written notice to the parties of the outcome of the proceedings, including any appeals (if appeals are provided for);
assurances that the institution will take steps to prevent further harassment and to correct its discriminatory effects on complainant if appropriate;
protections against retaliation, including ensuring that complainants know how to report any subsequent problems (and the institution should follow up with complainants to determine whether any retaliation or new incidents of harassment have occurred);
assurances of confidentiality to the extent possible, but even if the complainant requests confidentiality or asks that a complaint not be pursued, an institution must nonetheless take all reasonable steps to investigate and respond consistent with that request for confidentiality or request not to pursue an investigation (although OCR has given little guidance explaining how an institution is to strike that balance appropriately);
if the incident involves potential criminal conduct, the recipient must determine consistent with state and local law whether law enforcement should be notified (but it should not wait - more than temporarily - for law enforcement to carry out its responsibilities).

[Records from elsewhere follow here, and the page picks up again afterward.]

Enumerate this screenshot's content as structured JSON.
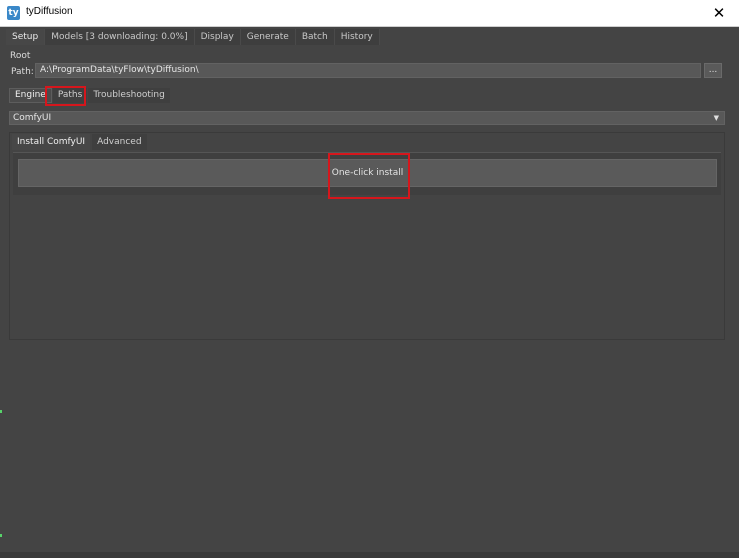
{
  "window": {
    "title": "tyDiffusion",
    "close_label": "✕",
    "app_icon": "ty"
  },
  "top_tabs": [
    {
      "label": "Setup",
      "active": true
    },
    {
      "label": "Models [3 downloading: 0.0%]"
    },
    {
      "label": "Display"
    },
    {
      "label": "Generate"
    },
    {
      "label": "Batch"
    },
    {
      "label": "History"
    }
  ],
  "root": {
    "label": "Root",
    "path_label": "Path:",
    "path_value": "A:\\ProgramData\\tyFlow\\tyDiffusion\\",
    "browse_label": "..."
  },
  "engine_tabs": [
    {
      "label": "Engine",
      "active": true
    },
    {
      "label": "Paths"
    },
    {
      "label": "Troubleshooting"
    }
  ],
  "engine_select": {
    "value": "ComfyUI",
    "arrow": "▼"
  },
  "install_tabs": [
    {
      "label": "Install ComfyUI",
      "active": true
    },
    {
      "label": "Advanced"
    }
  ],
  "install": {
    "button_label": "One-click install"
  },
  "colors": {
    "highlight": "#d6161c",
    "panel": "#444444",
    "field": "#585858"
  }
}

In addition to these provisions, OCR apparently expects an institution to maintain documentation of all proceedings (although OCR does not indicate how long). Institutions also must provide training regarding the grievance process to any employees likely to witness or receive reports of sexual harassment and violence (e.g. faculty, campus security, university administrators, counselors, health personnel and resident advisors). Training can be in person or on line for all staff responsible for recognizing and reporting incidents. Responsible persons are to report not only complaints brought directly to them, but also conduct they observe first-hand or learn about in some other way. The Resolution Agreement also requires SUNY to conduct an annual review of all complaints to identify patterns or systemic problems and to conduct annual climate checks. Simply because OCR required the above in its Resolution Agreement with SUNY does not mean it necessarily will require all of these items from every other institution, nor does an institution incorporating all of these items into its policies ensure that OCR will not require something more or different in a review of its policies. Nevertheless, the above should provide a useful checklist for institutions to consider.